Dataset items
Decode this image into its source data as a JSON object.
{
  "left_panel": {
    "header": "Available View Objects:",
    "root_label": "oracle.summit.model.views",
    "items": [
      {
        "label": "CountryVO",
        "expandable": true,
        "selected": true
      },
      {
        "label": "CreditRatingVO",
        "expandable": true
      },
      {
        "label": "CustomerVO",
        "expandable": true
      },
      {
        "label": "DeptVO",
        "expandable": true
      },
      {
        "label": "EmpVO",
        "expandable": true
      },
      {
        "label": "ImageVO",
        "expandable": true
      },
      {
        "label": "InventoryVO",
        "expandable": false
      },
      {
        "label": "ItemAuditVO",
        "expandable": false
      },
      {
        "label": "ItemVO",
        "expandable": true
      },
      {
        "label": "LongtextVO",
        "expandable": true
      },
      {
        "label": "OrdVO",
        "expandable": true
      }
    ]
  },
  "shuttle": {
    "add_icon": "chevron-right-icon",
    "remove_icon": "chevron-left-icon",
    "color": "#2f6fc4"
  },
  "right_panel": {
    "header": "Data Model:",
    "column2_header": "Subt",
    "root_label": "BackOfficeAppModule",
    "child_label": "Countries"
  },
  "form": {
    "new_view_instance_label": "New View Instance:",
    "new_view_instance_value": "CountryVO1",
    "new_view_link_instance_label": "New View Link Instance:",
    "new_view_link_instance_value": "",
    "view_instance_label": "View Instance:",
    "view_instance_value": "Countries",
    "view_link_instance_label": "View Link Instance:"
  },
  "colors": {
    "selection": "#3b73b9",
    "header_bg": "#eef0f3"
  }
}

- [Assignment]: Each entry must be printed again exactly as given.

- [Problem solution]:
Decode this image into its source data as a JSON object.
{
  "left_panel": {
    "header": "Available View Objects:",
    "root_label": "oracle.summit.model.views",
    "items": [
      {
        "label": "CountryVO",
        "expandable": true,
        "selected": true
      },
      {
        "label": "CreditRatingVO",
        "expandable": true
      },
      {
        "label": "CustomerVO",
        "expandable": true
      },
      {
        "label": "DeptVO",
        "expandable": true
      },
      {
        "label": "EmpVO",
        "expandable": true
      },
      {
        "label": "ImageVO",
        "expandable": true
      },
      {
        "label": "InventoryVO",
        "expandable": false
      },
      {
        "label": "ItemAuditVO",
        "expandable": false
      },
      {
        "label": "ItemVO",
        "expandable": true
      },
      {
        "label": "LongtextVO",
        "expandable": true
      },
      {
        "label": "OrdVO",
        "expandable": true
      }
    ]
  },
  "shuttle": {
    "add_icon": "chevron-right-icon",
    "remove_icon": "chevron-left-icon",
    "color": "#2f6fc4"
  },
  "right_panel": {
    "header": "Data Model:",
    "column2_header": "Subt",
    "root_label": "BackOfficeAppModule",
    "child_label": "Countries"
  },
  "form": {
    "new_view_instance_label": "New View Instance:",
    "new_view_instance_value": "CountryVO1",
    "new_view_link_instance_label": "New View Link Instance:",
    "new_view_link_instance_value": "",
    "view_instance_label": "View Instance:",
    "view_instance_value": "Countries",
    "view_link_instance_label": "View Link Instance:"
  },
  "colors": {
    "selection": "#3b73b9",
    "header_bg": "#eef0f3"
  }
}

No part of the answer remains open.